Robert Kahn, NBC New York: Here, in a haunting drama from MCC that combines magical realism with vaudevillian hucksterism, Quinto plays three characters, beginning with narrator "Footnote," who, just like Tom, is here to guide us through the disintegration of his family...Smokefall" is full of surprises...Time passes ... for some of the characters...MCC has pulled off a visually interesting feat...There are some sweet moments showcasing the small ways in which these family members love one another...A recurring theme is that there is no escape from your origins ... but you're likely to discover that what you "need" can be found there, anyway...I'm not sure, but it's quite obvious that Haidle believes some things can keep growing, maturing, evolving and improving, even if they're diseased.
Joe Dziemianowicz, New York Daily News: Noah Haidle's new Off-Broadway play, presented by MCC Theater, is also a nonrealistic multigenerational family portrait.
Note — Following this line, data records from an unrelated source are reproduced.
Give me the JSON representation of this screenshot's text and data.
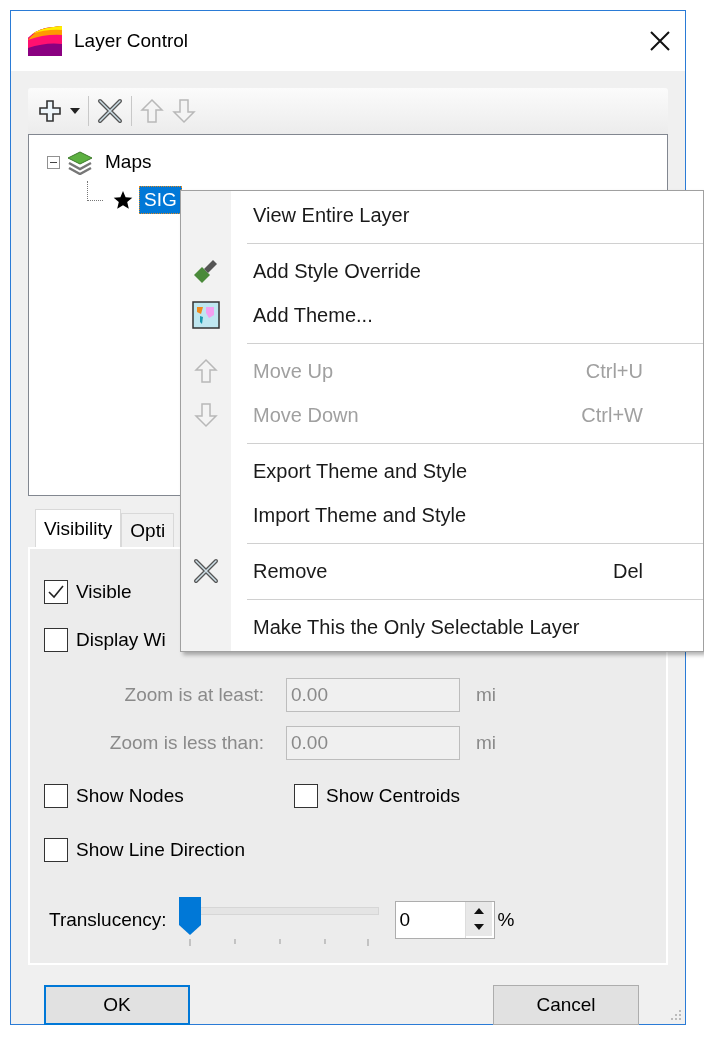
{
  "window": {
    "title": "Layer Control"
  },
  "toolbar": [
    {
      "kind": "add",
      "disabled": false
    },
    {
      "kind": "remove",
      "disabled": false
    },
    {
      "kind": "up",
      "disabled": true
    },
    {
      "kind": "down",
      "disabled": true
    }
  ],
  "tree": {
    "items": [
      {
        "label": "Maps",
        "expanded": true,
        "selected": false,
        "children": [
          {
            "label": "SIG",
            "selected": true
          }
        ]
      }
    ]
  },
  "tabs": [
    {
      "label": "Visibility",
      "selected": true
    },
    {
      "label": "Opti",
      "selected": false
    }
  ],
  "visibility": {
    "visible": {
      "label": "Visible",
      "checked": true
    },
    "display_within": {
      "label": "Display Wi",
      "checked": false
    },
    "zoom_fields": [
      {
        "label": "Zoom is at least:",
        "value": "0.00",
        "unit": "mi",
        "disabled": true
      },
      {
        "label": "Zoom is less than:",
        "value": "0.00",
        "unit": "mi",
        "disabled": true
      }
    ],
    "show_nodes": {
      "label": "Show Nodes",
      "checked": false
    },
    "show_centroids": {
      "label": "Show Centroids",
      "checked": false
    },
    "show_line_direction": {
      "label": "Show Line Direction",
      "checked": false
    },
    "translucency": {
      "label": "Translucency:",
      "level": 0,
      "value": "0",
      "unit": "%"
    }
  },
  "buttons": [
    {
      "label": "OK",
      "default": true
    },
    {
      "label": "Cancel",
      "default": false
    }
  ],
  "context_menu": {
    "items": [
      {
        "kind": "item",
        "label": "View Entire Layer",
        "disabled": false
      },
      {
        "kind": "separator"
      },
      {
        "kind": "item",
        "label": "Add Style Override",
        "disabled": false
      },
      {
        "kind": "item",
        "label": "Add Theme...",
        "disabled": false
      },
      {
        "kind": "separator"
      },
      {
        "kind": "item",
        "label": "Move Up",
        "shortcut": "Ctrl+U",
        "disabled": true
      },
      {
        "kind": "item",
        "label": "Move Down",
        "shortcut": "Ctrl+W",
        "disabled": true
      },
      {
        "kind": "separator"
      },
      {
        "kind": "item",
        "label": "Export Theme and Style",
        "disabled": false
      },
      {
        "kind": "item",
        "label": "Import Theme and Style",
        "disabled": false
      },
      {
        "kind": "separator"
      },
      {
        "kind": "item",
        "label": "Remove",
        "shortcut": "Del",
        "disabled": false
      },
      {
        "kind": "separator"
      },
      {
        "kind": "item",
        "label": "Make This the Only Selectable Layer",
        "disabled": false
      }
    ]
  }
}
And he relies on a ubiquitous narrator, called Footnote and played by Zachary Quinto, to be the audience's guide to Grand Rapids, Mich. All that is obvious. What's less easy to see is how this play was such a hit in Chicago that it got two runs in rapid succession. Anne Kauffman, a solid pro, repeats directing chores and guides this capable enough new cast, but even so the play delivers a few flashes of whimsy and not much else...In the end, the show's takeaways are pretty obvious. We lose people. Life comes full circle. To love is "the greatest act of courage," so someone says. That may well be. But it's hard to love this "Smokefall."
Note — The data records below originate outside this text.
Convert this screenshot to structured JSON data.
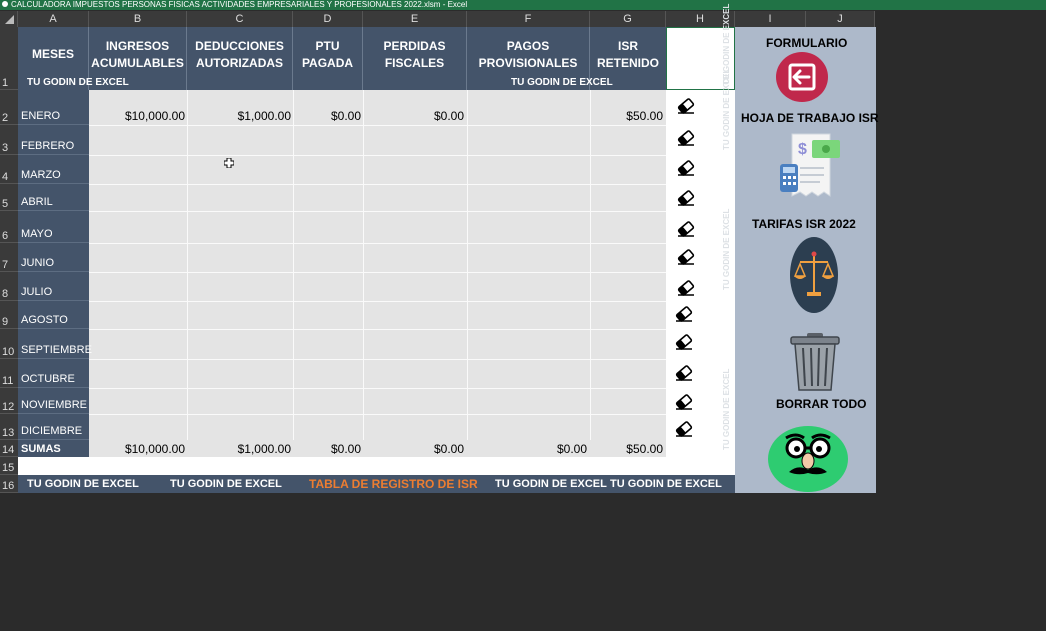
{
  "window_title": "CALCULADORA IMPUESTOS PERSONAS FISICAS ACTIVIDADES EMPRESARIALES Y PROFESIONALES 2022.xlsm - Excel",
  "columns": [
    "A",
    "B",
    "C",
    "D",
    "E",
    "F",
    "G",
    "H",
    "I",
    "J"
  ],
  "row_numbers": [
    "1",
    "2",
    "3",
    "4",
    "5",
    "6",
    "7",
    "8",
    "9",
    "10",
    "11",
    "12",
    "13",
    "14",
    "15",
    "16"
  ],
  "headers": {
    "meses": "MESES",
    "ingresos": [
      "INGRESOS",
      "ACUMULABLES"
    ],
    "deducciones": [
      "DEDUCCIONES",
      "AUTORIZADAS"
    ],
    "ptu": [
      "PTU",
      "PAGADA"
    ],
    "perdidas": [
      "PERDIDAS",
      "FISCALES"
    ],
    "pagos": [
      "PAGOS",
      "PROVISIONALES"
    ],
    "isr": [
      "ISR",
      "RETENIDO"
    ]
  },
  "watermark": "TU GODIN DE EXCEL",
  "months": [
    "ENERO",
    "FEBRERO",
    "MARZO",
    "ABRIL",
    "MAYO",
    "JUNIO",
    "JULIO",
    "AGOSTO",
    "SEPTIEMBRE",
    "OCTUBRE",
    "NOVIEMBRE",
    "DICIEMBRE"
  ],
  "enero_values": {
    "ingresos": "$10,000.00",
    "deducciones": "$1,000.00",
    "ptu": "$0.00",
    "perdidas": "$0.00",
    "isr": "$50.00"
  },
  "sumas": {
    "label": "SUMAS",
    "ingresos": "$10,000.00",
    "deducciones": "$1,000.00",
    "ptu": "$0.00",
    "perdidas": "$0.00",
    "pagos": "$0.00",
    "isr": "$50.00"
  },
  "footer": {
    "left1": "TU GODIN DE EXCEL",
    "left2": "TU GODIN DE EXCEL",
    "center": "TABLA DE REGISTRO DE ISR",
    "right1": "TU GODIN DE EXCEL",
    "right2": "TU GODIN DE EXCEL"
  },
  "panel": {
    "formulario": "FORMULARIO",
    "hoja": "HOJA DE TRABAJO ISR",
    "tarifas": "TARIFAS ISR 2022",
    "borrar": "BORRAR TODO"
  },
  "colors": {
    "header": "#44546a",
    "panel": "#adb9ca",
    "excel_green": "#217346",
    "footer_accent": "#ed7d31",
    "logo_green": "#2ecc71",
    "formulario_red": "#c0284b",
    "scale_bg": "#2c3e50"
  },
  "icons": [
    "eraser-icon",
    "back-arrow-icon",
    "invoice-icon",
    "scale-icon",
    "trash-icon",
    "mascot-logo-icon"
  ]
}
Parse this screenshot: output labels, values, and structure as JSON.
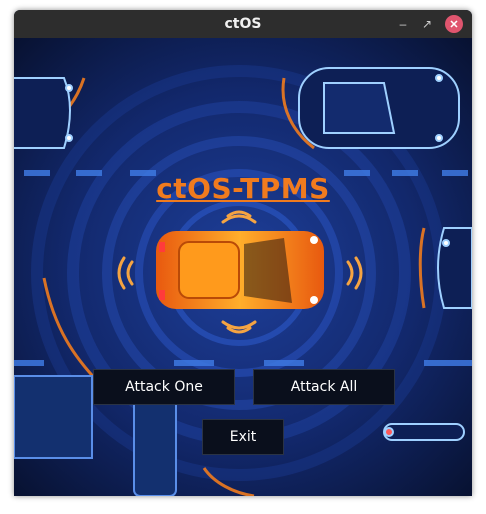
{
  "window": {
    "title": "ctOS"
  },
  "app": {
    "title": "ctOS-TPMS"
  },
  "buttons": {
    "attack_one": "Attack One",
    "attack_all": "Attack All",
    "exit": "Exit"
  },
  "colors": {
    "accent": "#f07b1e",
    "background": "#0b1a4a",
    "titlebar": "#2d2d2d",
    "button": "#0a0f1c",
    "close": "#e0556e"
  }
}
Jesse Green, Vulture: It's as dark as you please -- the title is taken from T.S. Eliot's unimpeachably dour Four Quartets -- but so cute in its approach and so heavy-handed in its symbolism that it ends up belittling the very ideas it wants to advance. Part of the problem is that those ideas are much too big for the fey vessels Haidle has built to contain them; Smokefall is awash in its own importance...But, at least in this production, which Anne Kauffman has directed without her customary verve and precision, the theatrical energy almost never rises to the level necessary to support such a complicated agenda...Thus burdened, the cast, led by Zachary Quinto as Footnote and two other characters, is left to push and push at what turns out to be a stalled car of emotion. Even when someone occasionally succeeds...the play can't build on it. A much lighter touch -- not more whimsy, please, but better whimsy -- was needed.
Tim Teeman, The Daily Beast: Just as the audience member at Smokefall is greeted by the sight of a cross section of a house in Grand Rapids, Michigan, so the passage of Noah Haidle's absorbing play takes us through a cross section of time -- around 80 years -- and, within that, a deep and feeling cross section of a family's life. Those who book tickets to this MCC production...may be attracted by the boldface name of Hollywood star Zachary Quinto, but every performance in Smokefall is as rich and nuanced as Haidle's writing, Anne Kauffman's direction, and Mimi Lien's inventive scenic design...Somehow, the members of this family, defying time, make it home -- and with deep feeling rather than easy sentimentalism.